Islands, enclaves and violence: sociospatial perspectives on resource conflict in Island Melanesia (17136)
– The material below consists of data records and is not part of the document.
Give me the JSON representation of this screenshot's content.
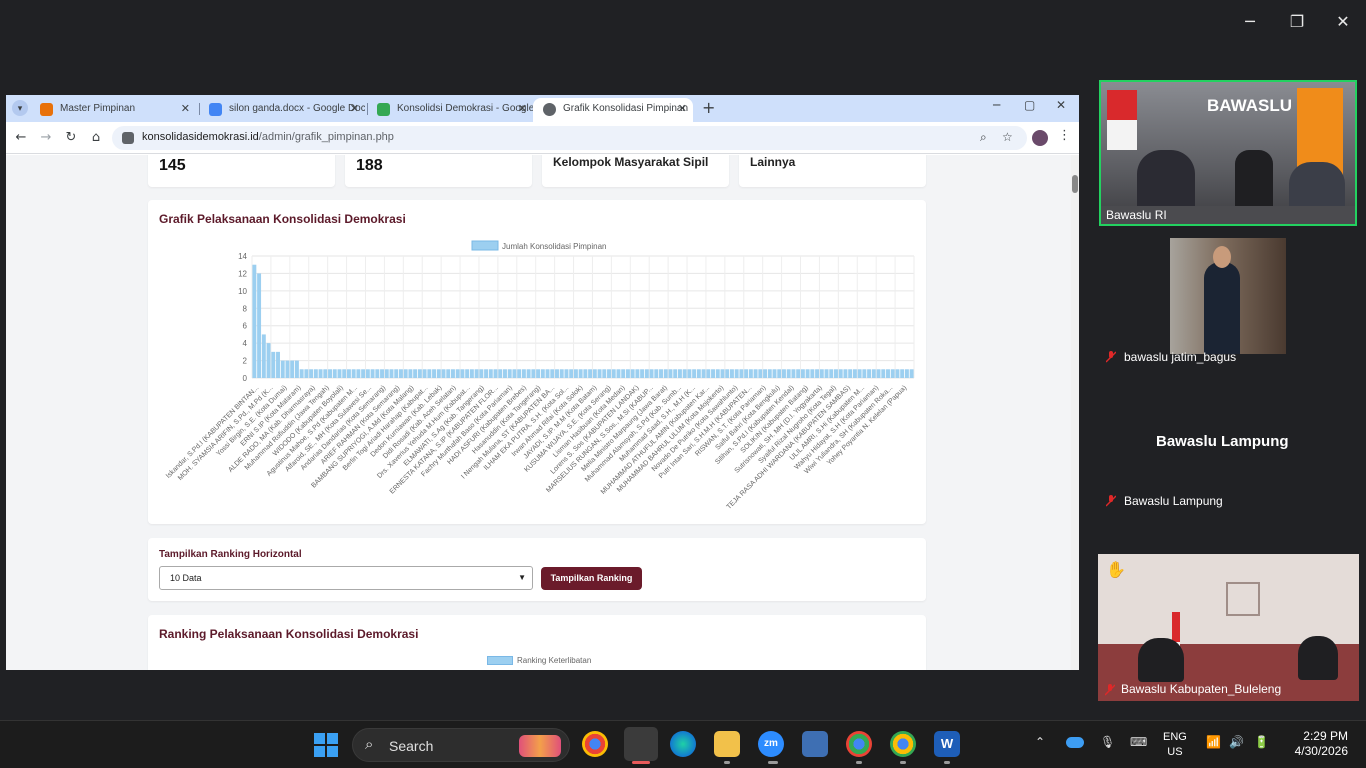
{
  "browser": {
    "tabs": [
      {
        "label": "Master Pimpinan",
        "icon": "app-logo-icon",
        "color": "#e8710a"
      },
      {
        "label": "silon ganda.docx - Google Docs",
        "icon": "docs-icon",
        "color": "#4285f4"
      },
      {
        "label": "Konsolidsi Demokrasi - Google",
        "icon": "drive-icon",
        "color": "#34a853"
      },
      {
        "label": "Grafik Konsolidasi Pimpinan",
        "icon": "globe-icon",
        "color": "#5f6368"
      }
    ],
    "url_domain": "konsolidasidemokrasi.id",
    "url_path": "/admin/grafik_pimpinan.php"
  },
  "stats": [
    {
      "value": "145"
    },
    {
      "value": "188"
    },
    {
      "label": "Kelompok Masyarakat Sipil"
    },
    {
      "label": "Lainnya"
    }
  ],
  "chart_card": {
    "title": "Grafik Pelaksanaan Konsolidasi Demokrasi"
  },
  "chart_data": {
    "type": "bar",
    "legend": "Jumlah Konsolidasi Pimpinan",
    "series_color": "#9ccff0",
    "ylim": [
      0,
      14
    ],
    "yticks": [
      0,
      2,
      4,
      6,
      8,
      10,
      12,
      14
    ],
    "values": [
      13,
      12,
      5,
      4,
      3,
      3,
      2,
      2,
      2,
      2,
      1,
      1,
      1,
      1,
      1,
      1,
      1,
      1,
      1,
      1,
      1,
      1,
      1,
      1,
      1,
      1,
      1,
      1,
      1,
      1,
      1,
      1,
      1,
      1,
      1,
      1,
      1,
      1,
      1,
      1,
      1,
      1,
      1,
      1,
      1,
      1,
      1,
      1,
      1,
      1,
      1,
      1,
      1,
      1,
      1,
      1,
      1,
      1,
      1,
      1,
      1,
      1,
      1,
      1,
      1,
      1,
      1,
      1,
      1,
      1,
      1,
      1,
      1,
      1,
      1,
      1,
      1,
      1,
      1,
      1,
      1,
      1,
      1,
      1,
      1,
      1,
      1,
      1,
      1,
      1,
      1,
      1,
      1,
      1,
      1,
      1,
      1,
      1,
      1,
      1,
      1,
      1,
      1,
      1,
      1,
      1,
      1,
      1,
      1,
      1,
      1,
      1,
      1,
      1,
      1,
      1,
      1,
      1,
      1,
      1,
      1,
      1,
      1,
      1,
      1,
      1,
      1,
      1,
      1,
      1,
      1,
      1,
      1,
      1,
      1,
      1,
      1,
      1,
      1,
      1
    ],
    "categories": [
      "Iskandar, S.Pd.I (KABUPATEN BINTAN...",
      "MOH. SYAMSIA ARIFIN, S.Pd., M.Pd (K...",
      "Yossi Birgin, S.E. (Kota Dumai)",
      "ERNI S.IP (Kota Mataram)",
      "ALDE RADO, MA (Kab. Dharmasraya)",
      "Muhammad Rofiuddin (Jawa Tengah)",
      "WIDODO (Kabupaten Boyolali)",
      "Agustinus Mahoe, S.Pd (Kabupaten M...",
      "Alfaroid, SE., MH (Kota Sulawesi Se...",
      "Andarias Dandarias (Kota Semarang)",
      "ARIEF RAHMAN (Kota Semarang)",
      "BAMBANG SUPRIYOGI, A.Md (Kota Malang)",
      "Berlin Togi Ariadi Harahap (Kabupat...",
      "Dedon Kurniawan (Kab. Lebak)",
      "Didi Rosadi (Kab. Aceh Selatan)",
      "Drs. Xaverius Yehuda M.Hum (Kabupat...",
      "ELMAWATI, S.Ag (Kab. Tangerang)",
      "ERNESTA KATANA, S.IP (KABUPATEN FLOR...",
      "Fachry Murthafah Baso (Kota Pariaman)",
      "HADI ASFURI (Kabupaten Brebes)",
      "Hasanuddin (Kota Tangerang)",
      "I Nengah Mulana, ST (KABUPATEN BA...",
      "ILHAM EKA PUTRA, S.H. (Kota Sol...",
      "Irwan Ahmad Rifai (Kota Solok)",
      "JAYADI, S.IP. M.M (Kota Batam)",
      "KUSUMA WIJAYA, S.E. (Kota Serang)",
      "Lisman Hasibuan (Kota Medan)",
      "Lorens S. Sos (KABUPATEN LANDAK)",
      "MARSELIUS RUNGAN, S.Sos., M.Si (KABUP...",
      "Melia Ministro Marpaung (Jawa Barat)",
      "Muhammad Alamsyah, S.Pd (Kab. Sumb...",
      "Muhammad Saad, S.H., M.H (K...",
      "MUHAMMAD ATHUFUL AMIN (Kabupaten Kar...",
      "MUHAMMAD BAHRUL ULUM (Kota Mojokerto)",
      "Novado De Putriko (Kota Sawahlunto)",
      "Putri Intan Sari, S.H.M.H (KABUPATEN...",
      "RISWAN, S.T. (Kota Pariaman)",
      "Saiful Bahri (Kota Bengkulu)",
      "Silihan, S.Pd.I (Kabupaten Kendal)",
      "SOLIKIN (Kabupaten Batang)",
      "Sutrisnowati, SH. MH (D.I. Yogyakarta)",
      "Syaiful Rizal Nugroho (Kota Tegal)",
      "TEJA RASA ADHI WARDANA (KABUPATEN SAMBAS)",
      "ULIL AMRI, S.Hi (Kabupaten M...",
      "Wahyu Hidayat, S.H (Kota Pariaman)",
      "Wiwi Yuliandra, SH (Kabupaten Roka...",
      "Yohey Poyantia N. Kelelan (Papua)"
    ]
  },
  "ranking_form": {
    "title": "Tampilkan Ranking Horizontal",
    "select_value": "10 Data",
    "button_label": "Tampilkan Ranking"
  },
  "ranking_card": {
    "title": "Ranking Pelaksanaan Konsolidasi Demokrasi",
    "legend": "Ranking Keterlibatan"
  },
  "zoom": {
    "participants": [
      {
        "name": "Bawaslu RI"
      },
      {
        "name": "bawaslu jatim_bagus"
      },
      {
        "name": "Bawaslu Lampung",
        "banner": "Bawaslu Lampung"
      },
      {
        "name": "Bawaslu Kabupaten_Buleleng"
      }
    ],
    "logo_text": "BAWASLU"
  },
  "taskbar": {
    "search_label": "Search",
    "lang_top": "ENG",
    "lang_bottom": "US",
    "time": "2:29 PM",
    "date": "4/30/2026"
  }
}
Set against the backdrop of past, contemporary and possible future mining-related violence on large islands in the western Pacific, this paper explores how theoretical work on sociospatial relations might sharpen our understanding of the political economic impacts of extractive resource enclaves in Island Melanesia. Taking up Jessop et al’s (2008) challenge of recognising the “polymorphy” of sociospatial relations, I interrogate the conceptualisation of Island Melanesia’s mining enclaves as islands within islands. While extractive enclaves can be seen as salient manifestations of the “spatial fixes” that attend globalisation’s dialectic of de- and re-territorialisation (Brenner 1999), they are far from being “starkly disconnected” (Fergusson 2005) from the socio-ecological contexts into which they are inserted. The profound sociospatial and political economic effects of enclave economies have been described for “mainland” contexts, for example in Michael Watts’ work on governable spaces and economies of violence in Nigeria. I suggest that islands, or more specifically the condition of “islandness”, provide especially potent containers for the sociospatial struggles that attend enclave economies.